So I jump out and go out with next-to-military grade FLIR [thermal-sensing] cameras to find body heat on the dense rocky mountainside. And then I just follow her till the sun comes up. I’ve got a 1000 mm [Canon lens] on a truck, so I can film her while driving down the road and be perfectly stabilized. That’s what it took. Setting up the motion sensor traps, where she walks down a ledge or whatever, that’s easy. Once you find those patterns and put them into place, you’re going to get those shots. But we wanted to tell everything that was happening between those shots and make this more dynamic and more compelling and give some more behavior.
What was the coolest moment for you?
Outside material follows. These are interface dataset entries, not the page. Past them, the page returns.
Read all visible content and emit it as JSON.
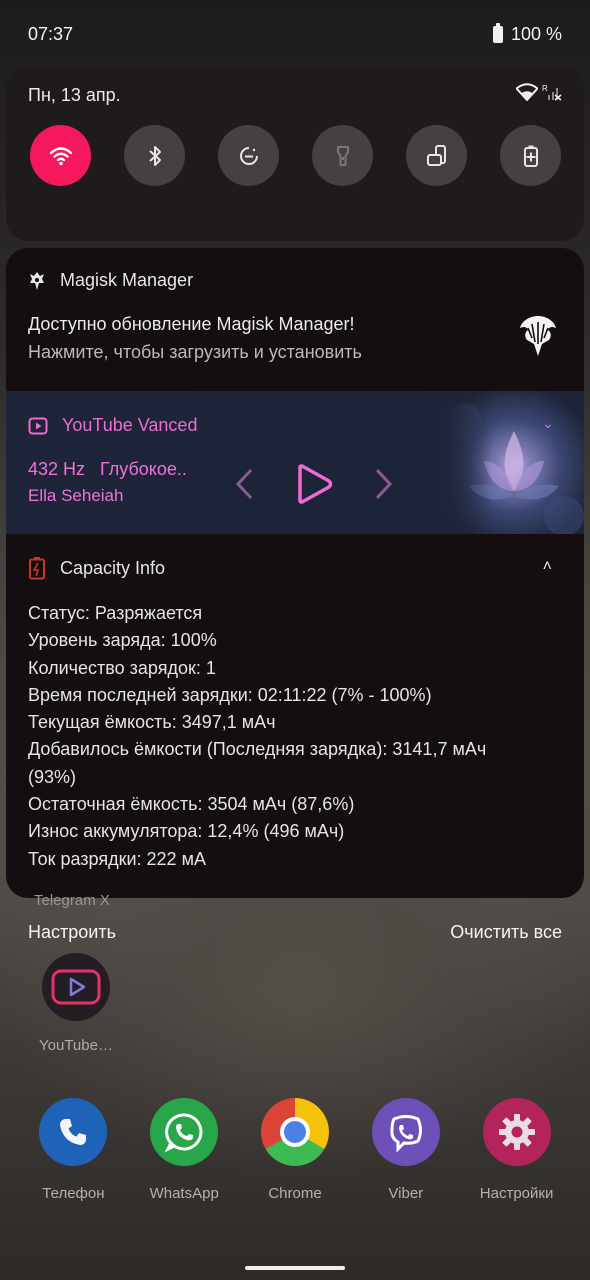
{
  "status_bar": {
    "time": "07:37",
    "battery": "100 %"
  },
  "quick_settings": {
    "date": "Пн, 13 апр.",
    "signal_label": "R",
    "tiles": [
      {
        "name": "wifi",
        "active": true
      },
      {
        "name": "bluetooth",
        "active": false
      },
      {
        "name": "do-not-disturb",
        "active": false
      },
      {
        "name": "flashlight",
        "active": false
      },
      {
        "name": "auto-rotate",
        "active": false
      },
      {
        "name": "battery-saver",
        "active": false
      }
    ]
  },
  "notifications": {
    "magisk": {
      "app_name": "Magisk Manager",
      "title": "Доступно обновление Magisk Manager!",
      "text": "Нажмите, чтобы загрузить и установить"
    },
    "media": {
      "app_name": "YouTube Vanced",
      "song": "432 Hz   Глубокое..",
      "artist": "Ella Seheiah",
      "accent_color": "#f06ad3"
    },
    "capacity": {
      "app_name": "Capacity Info",
      "lines": [
        "Статус: Разряжается",
        "Уровень заряда: 100%",
        "Количество зарядок: 1",
        "Время последней зарядки: 02:11:22 (7% - 100%)",
        "Текущая ёмкость: 3497,1 мАч",
        "Добавилось ёмкости (Последняя зарядка): 3141,7 мАч",
        "(93%)",
        "Остаточная ёмкость: 3504 мАч (87,6%)",
        "Износ аккумулятора: 12,4% (496 мАч)",
        "Ток разрядки: 222 мА"
      ]
    }
  },
  "home": {
    "telegram_label": "Telegram X",
    "configure_label": "Настроить",
    "clear_all_label": "Очистить все",
    "youtube_label": "YouTube…",
    "dock": [
      {
        "label": "Телефон",
        "icon": "phone-icon",
        "color": "#1e63b8"
      },
      {
        "label": "WhatsApp",
        "icon": "whatsapp-icon",
        "color": "#2aa64a"
      },
      {
        "label": "Chrome",
        "icon": "chrome-icon",
        "color": "#db4437"
      },
      {
        "label": "Viber",
        "icon": "viber-icon",
        "color": "#6c50b8"
      },
      {
        "label": "Настройки",
        "icon": "settings-gear-icon",
        "color": "#b3245a"
      }
    ]
  }
}
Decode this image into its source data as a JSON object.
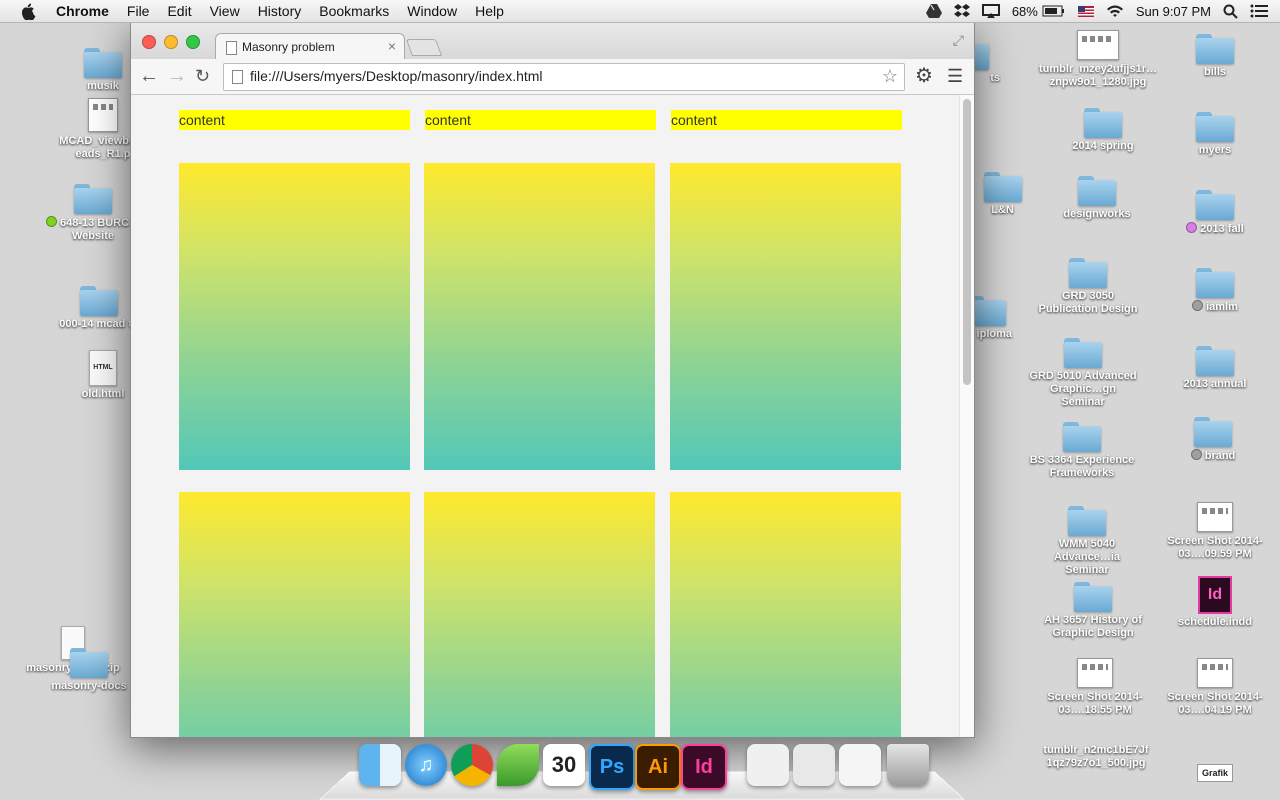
{
  "menubar": {
    "app_name": "Chrome",
    "menus": [
      "File",
      "Edit",
      "View",
      "History",
      "Bookmarks",
      "Window",
      "Help"
    ],
    "battery": "68%",
    "clock": "Sun 9:07 PM"
  },
  "browser": {
    "tab_title": "Masonry problem",
    "url": "file:///Users/myers/Desktop/masonry/index.html"
  },
  "page": {
    "labels": [
      "content",
      "content",
      "content"
    ],
    "tile_gradient": [
      "#ffe92c",
      "#52c7b8"
    ],
    "label_color": "#ffff00"
  },
  "desktop_left": [
    {
      "label": "musik",
      "type": "folder"
    },
    {
      "label": "MCAD_viewbo…eads_R1.p",
      "type": "image"
    },
    {
      "label": "648-13 BURC… Website",
      "type": "folder",
      "tag_color": "#7ed321"
    },
    {
      "label": "000-14 mcad tu",
      "type": "folder"
    },
    {
      "label": "old.html",
      "type": "html"
    },
    {
      "label": "masonry-docs.zip",
      "type": "zip"
    },
    {
      "label": "masonry-docs",
      "type": "folder"
    }
  ],
  "desktop_col1": [
    {
      "label": "tumblr_mzey2ufjjs1r…znpw9o1_1280.jpg",
      "type": "image"
    },
    {
      "label": "2014 spring",
      "type": "folder"
    },
    {
      "label": "designworks",
      "type": "folder"
    },
    {
      "label": "GRD 3050 Publication Design",
      "type": "folder"
    },
    {
      "label": "GRD 5010 Advanced Graphic…gn Seminar",
      "type": "folder"
    },
    {
      "label": "BS 3364 Experience Frameworks",
      "type": "folder"
    },
    {
      "label": "WMM 5040 Advance…ia Seminar",
      "type": "folder"
    },
    {
      "label": "AH 3657 History of Graphic Design",
      "type": "folder"
    },
    {
      "label": "Screen Shot 2014-03….18.55 PM",
      "type": "image"
    },
    {
      "label": "tumblr_n2mc1bE7Jf 1qz79z7o1_500.jpg",
      "type": "image"
    }
  ],
  "desktop_col2": [
    {
      "label": "bills",
      "type": "folder"
    },
    {
      "label": "myers",
      "type": "folder"
    },
    {
      "label": "2013 fall",
      "type": "folder",
      "tag_color": "#d77ee0"
    },
    {
      "label": "iamlm",
      "type": "folder",
      "tag_color": "#a0a0a0"
    },
    {
      "label": "2013 annual",
      "type": "folder"
    },
    {
      "label": "brand",
      "type": "folder",
      "tag_color": "#a0a0a0"
    },
    {
      "label": "Screen Shot 2014-03….09.59 PM",
      "type": "image"
    },
    {
      "label": "schedule.indd",
      "type": "indd"
    },
    {
      "label": "Screen Shot 2014-03….04.19 PM",
      "type": "image"
    },
    {
      "label": "Grafik",
      "type": "image"
    }
  ],
  "desktop_partial": [
    {
      "label": "ts"
    },
    {
      "label": "L&N"
    },
    {
      "label": "iploma"
    }
  ],
  "dock": {
    "apps": [
      {
        "name": "finder-icon"
      },
      {
        "name": "itunes-icon"
      },
      {
        "name": "chrome-icon"
      },
      {
        "name": "leaf-icon"
      },
      {
        "name": "calendar-icon",
        "label": "30"
      },
      {
        "name": "photoshop-icon",
        "label": "Ps"
      },
      {
        "name": "illustrator-icon",
        "label": "Ai"
      },
      {
        "name": "indesign-icon",
        "label": "Id"
      }
    ]
  }
}
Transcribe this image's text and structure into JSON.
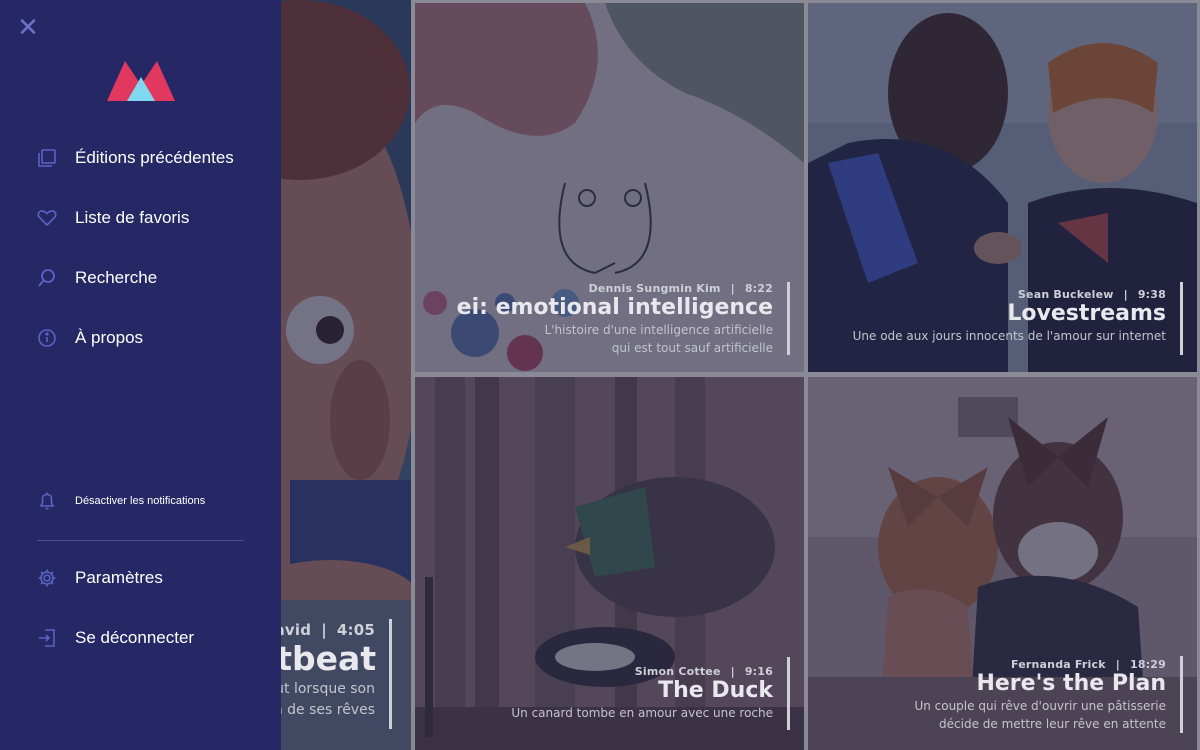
{
  "colors": {
    "sidebar_bg": "#262865",
    "icon": "#5b63c4",
    "logo_pink": "#e0385f",
    "logo_blue": "#7fd7f0"
  },
  "sidebar": {
    "close_label": "✕",
    "nav": [
      {
        "label": "Éditions précédentes",
        "icon": "layers-icon"
      },
      {
        "label": "Liste de favoris",
        "icon": "heart-icon"
      },
      {
        "label": "Recherche",
        "icon": "search-icon"
      },
      {
        "label": "À propos",
        "icon": "info-icon"
      }
    ],
    "notifications_label": "Désactiver les notifications",
    "settings_label": "Paramètres",
    "logout_label": "Se déconnecter"
  },
  "films": [
    {
      "author": "David",
      "author_display": "avid",
      "duration": "4:05",
      "title": "Heartbeat",
      "title_display": "rtbeat",
      "desc": [
        "ut lorsque son",
        "on de ses rêves"
      ]
    },
    {
      "author": "Dennis Sungmin Kim",
      "duration": "8:22",
      "title": "ei: emotional intelligence",
      "desc": [
        "L'histoire d'une intelligence artificielle",
        "qui est tout sauf artificielle"
      ]
    },
    {
      "author": "Sean Buckelew",
      "duration": "9:38",
      "title": "Lovestreams",
      "desc": [
        "Une ode aux jours innocents de l'amour sur internet"
      ]
    },
    {
      "author": "Simon Cottee",
      "duration": "9:16",
      "title": "The Duck",
      "desc": [
        "Un canard tombe en amour avec une roche"
      ]
    },
    {
      "author": "Fernanda Frick",
      "duration": "18:29",
      "title": "Here's the Plan",
      "desc": [
        "Un couple qui rêve d'ouvrir une pâtisserie",
        "décide de mettre leur rêve en attente"
      ]
    }
  ]
}
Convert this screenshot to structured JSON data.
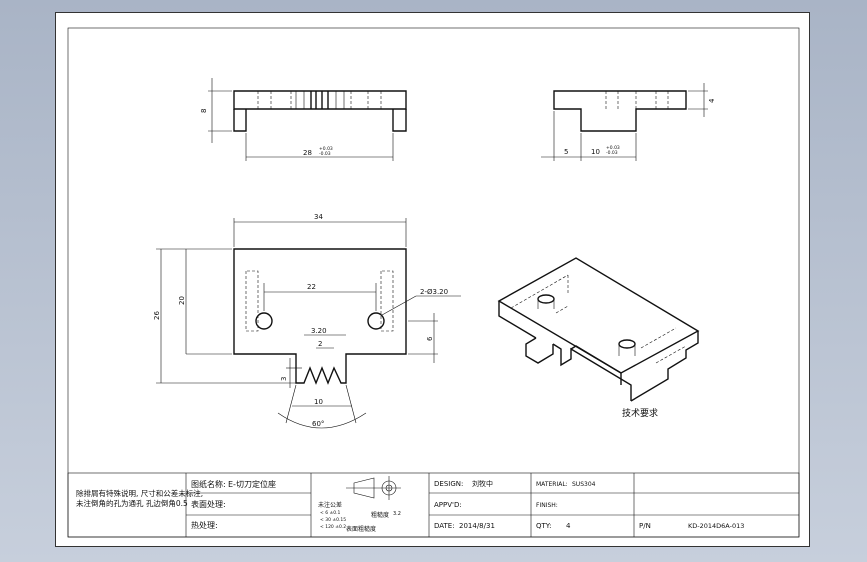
{
  "dimensions": {
    "top_height": "8",
    "top_right_height": "4",
    "length_28": "28",
    "tol_28_upper": "+0.03",
    "tol_28_lower": "-0.03",
    "side_5": "5",
    "side_10": "10",
    "tol_10_upper": "+0.03",
    "tol_10_lower": "-0.03",
    "width_34": "34",
    "height_26": "26",
    "height_20": "20",
    "spacing_22": "22",
    "hole_callout": "2-Ø3.20",
    "slot_320": "3.20",
    "slot_2": "2",
    "dim_6": "6",
    "dim_3": "3",
    "v_width_10": "10",
    "v_angle": "60°"
  },
  "iso_label": "技术要求",
  "title_block": {
    "tech_req": "除排屑有特殊说明, 尺寸和公差未标注, 未注倒角的孔为通孔 孔边倒角0.5",
    "drawing_name_label": "图纸名称:",
    "drawing_name": "E-切刀定位座",
    "surface_label": "表面处理:",
    "heat_label": "热处理:",
    "tol_label": "未注公差",
    "tol_lines": [
      "< 6    ±0.1",
      "< 30   ±0.15",
      "< 120  ±0.2"
    ],
    "roughness_label": "粗糙度",
    "roughness_value": "3.2",
    "surface_mark_label": "表面粗糙度",
    "design_label": "DESIGN:",
    "design_value": "刘牧中",
    "material_label": "MATERIAL:",
    "material_value": "SUS304",
    "approved_label": "APPV'D:",
    "finish_label": "FINISH:",
    "date_label": "DATE:",
    "date_value": "2014/8/31",
    "qty_label": "QTY:",
    "qty_value": "4",
    "pn_label": "P/N",
    "pn_value": "KD-2014D6A-013"
  }
}
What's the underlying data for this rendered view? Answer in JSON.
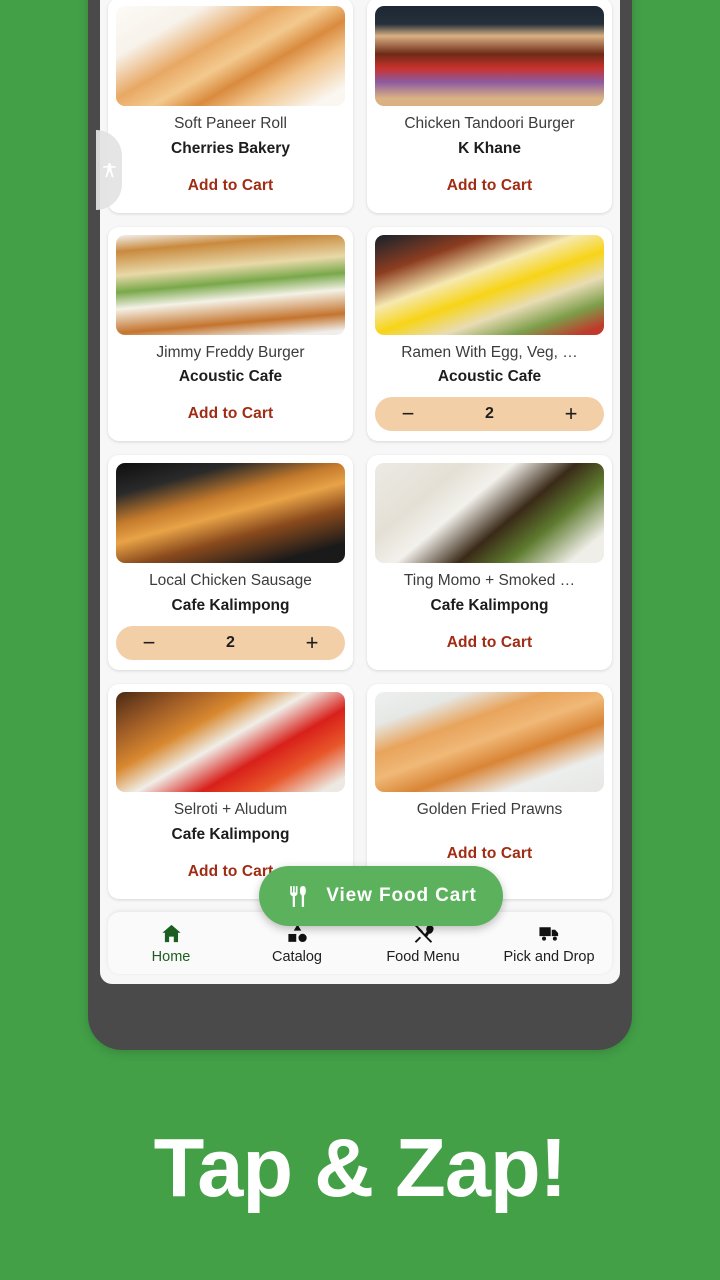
{
  "theme": {
    "background_green": "#43a047",
    "frame_gray": "#4a4a4a",
    "screen_bg": "#f7f7f7",
    "add_to_cart_red": "#a02c14",
    "stepper_peach": "#f2cfa7",
    "cart_button_green": "#5cb25c",
    "active_nav_green": "#1b5e20"
  },
  "accessibility_tab": {
    "icon": "accessibility-icon"
  },
  "products": {
    "rows": [
      {
        "partial": true,
        "cards": [
          {
            "title": "",
            "vendor": "",
            "photo": "",
            "action": "none"
          },
          {
            "title": "",
            "vendor": "",
            "photo": "",
            "action": "none"
          }
        ]
      },
      {
        "partial": false,
        "cards": [
          {
            "title": "Soft Paneer Roll",
            "vendor": "Cherries Bakery",
            "photo": "ph-paneer",
            "action": "add",
            "action_label": "Add to Cart"
          },
          {
            "title": "Chicken Tandoori Burger",
            "vendor": "K Khane",
            "photo": "ph-tandoori",
            "action": "add",
            "action_label": "Add to Cart"
          }
        ]
      },
      {
        "partial": false,
        "cards": [
          {
            "title": "Jimmy Freddy Burger",
            "vendor": "Acoustic Cafe",
            "photo": "ph-jimmy",
            "action": "add",
            "action_label": "Add to Cart"
          },
          {
            "title": "Ramen With Egg, Veg, …",
            "vendor": "Acoustic Cafe",
            "photo": "ph-ramen",
            "action": "stepper",
            "quantity": "2",
            "minus": "−",
            "plus": "+"
          }
        ]
      },
      {
        "partial": false,
        "cards": [
          {
            "title": "Local Chicken Sausage",
            "vendor": "Cafe Kalimpong",
            "photo": "ph-sausage",
            "action": "stepper",
            "quantity": "2",
            "minus": "−",
            "plus": "+"
          },
          {
            "title": "Ting Momo + Smoked …",
            "vendor": "Cafe Kalimpong",
            "photo": "ph-tingmomo",
            "action": "add",
            "action_label": "Add to Cart"
          }
        ]
      },
      {
        "partial": false,
        "cards": [
          {
            "title": "Selroti + Aludum",
            "vendor": "Cafe Kalimpong",
            "photo": "ph-selroti",
            "action": "add",
            "action_label": "Add to Cart"
          },
          {
            "title": "Golden Fried Prawns",
            "vendor": "",
            "photo": "ph-prawns",
            "action": "add",
            "action_label": "Add to Cart"
          }
        ]
      }
    ]
  },
  "view_cart_button": {
    "label": "View Food Cart",
    "icon": "fork-knife-icon"
  },
  "bottom_nav": {
    "items": [
      {
        "label": "Home",
        "icon": "home-icon",
        "active": true
      },
      {
        "label": "Catalog",
        "icon": "shapes-icon",
        "active": false
      },
      {
        "label": "Food Menu",
        "icon": "fork-spoon-crossed-icon",
        "active": false
      },
      {
        "label": "Pick and Drop",
        "icon": "truck-icon",
        "active": false
      }
    ]
  },
  "tagline": {
    "text": "Tap & Zap!"
  }
}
There’s a moment in the show when one of her kittens starts to get sick and starts to lag behind. There was a night when we watched her relentlessly try to get this kitten to survive. She just basically flipped a switch from predator mom to loving mom and it was moments like that, for me, it was almost shocking. You think and hope that they have these emotional feelings toward their young. But there’s this science side of you that kind of pushes that aside. But when you see it really appear, it’s really impactful. That was one of my saddest, greatest nights to watch, I would say. And I’ve got a few shots of my neighbors being oblivious, and the cat being a ninja walking right by them. It just cracks me up.
What do you hope this documentary will accomplish?
Just to show what this new wild is, this coexistence between animals and humans, even big predators. We can live in the same exact area. And they’re adapting to us all the time. They’ll use the houses and the fences to hunt the deer, I’ve watched when there’s a 747 flying over, and she will use the sound of that jet to mask her footfall as she sneaks up on deer. They’re adapting. This cat grew up never knowing that there were never fences or airplanes. This is its wilderness. This is its home as much as it is ours. That pure [wilderness] doesn’t really exist much anymore, and it never existed to this cat, and it never existed to us. We have this coexistence and ability to live together and thrive if we understand it and respect it. And that’s what I’m hoping people will see from this.
The Mountain Lion and Me premieres on March 14th on the Smithsonian Channel at 8PM ET / PT. The six-episode shorts, Casey Anderson’s Wild Tracks, will be available to stream starting March 26th on the Smithsonian Earth subscription video service at SmithsonianEarthTV.com.